Segment Start: Input data

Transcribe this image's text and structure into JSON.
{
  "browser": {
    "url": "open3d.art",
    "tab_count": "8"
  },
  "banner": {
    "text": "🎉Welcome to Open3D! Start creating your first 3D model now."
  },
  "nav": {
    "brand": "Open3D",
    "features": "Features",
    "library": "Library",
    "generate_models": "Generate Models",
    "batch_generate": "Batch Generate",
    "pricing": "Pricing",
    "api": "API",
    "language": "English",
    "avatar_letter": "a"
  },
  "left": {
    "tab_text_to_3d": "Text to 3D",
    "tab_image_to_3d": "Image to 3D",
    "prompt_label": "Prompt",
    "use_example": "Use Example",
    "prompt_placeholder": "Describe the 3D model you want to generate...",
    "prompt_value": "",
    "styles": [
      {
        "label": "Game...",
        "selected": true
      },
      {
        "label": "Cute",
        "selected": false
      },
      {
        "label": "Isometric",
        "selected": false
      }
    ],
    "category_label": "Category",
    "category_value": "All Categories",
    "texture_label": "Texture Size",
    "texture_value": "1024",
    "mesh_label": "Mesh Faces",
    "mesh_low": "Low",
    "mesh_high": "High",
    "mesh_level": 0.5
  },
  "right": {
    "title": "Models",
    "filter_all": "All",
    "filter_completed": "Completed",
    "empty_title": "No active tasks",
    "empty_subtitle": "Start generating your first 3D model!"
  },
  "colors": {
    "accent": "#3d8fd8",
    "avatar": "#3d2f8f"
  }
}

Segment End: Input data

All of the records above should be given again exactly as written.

Solution to this exercise:
Transcribe this image's text and structure into JSON.
{
  "browser": {
    "url": "open3d.art",
    "tab_count": "8"
  },
  "banner": {
    "text": "🎉Welcome to Open3D! Start creating your first 3D model now."
  },
  "nav": {
    "brand": "Open3D",
    "features": "Features",
    "library": "Library",
    "generate_models": "Generate Models",
    "batch_generate": "Batch Generate",
    "pricing": "Pricing",
    "api": "API",
    "language": "English",
    "avatar_letter": "a"
  },
  "left": {
    "tab_text_to_3d": "Text to 3D",
    "tab_image_to_3d": "Image to 3D",
    "prompt_label": "Prompt",
    "use_example": "Use Example",
    "prompt_placeholder": "Describe the 3D model you want to generate...",
    "prompt_value": "",
    "styles": [
      {
        "label": "Game...",
        "selected": true
      },
      {
        "label": "Cute",
        "selected": false
      },
      {
        "label": "Isometric",
        "selected": false
      }
    ],
    "category_label": "Category",
    "category_value": "All Categories",
    "texture_label": "Texture Size",
    "texture_value": "1024",
    "mesh_label": "Mesh Faces",
    "mesh_low": "Low",
    "mesh_high": "High",
    "mesh_level": 0.5
  },
  "right": {
    "title": "Models",
    "filter_all": "All",
    "filter_completed": "Completed",
    "empty_title": "No active tasks",
    "empty_subtitle": "Start generating your first 3D model!"
  },
  "colors": {
    "accent": "#3d8fd8",
    "avatar": "#3d2f8f"
  }
}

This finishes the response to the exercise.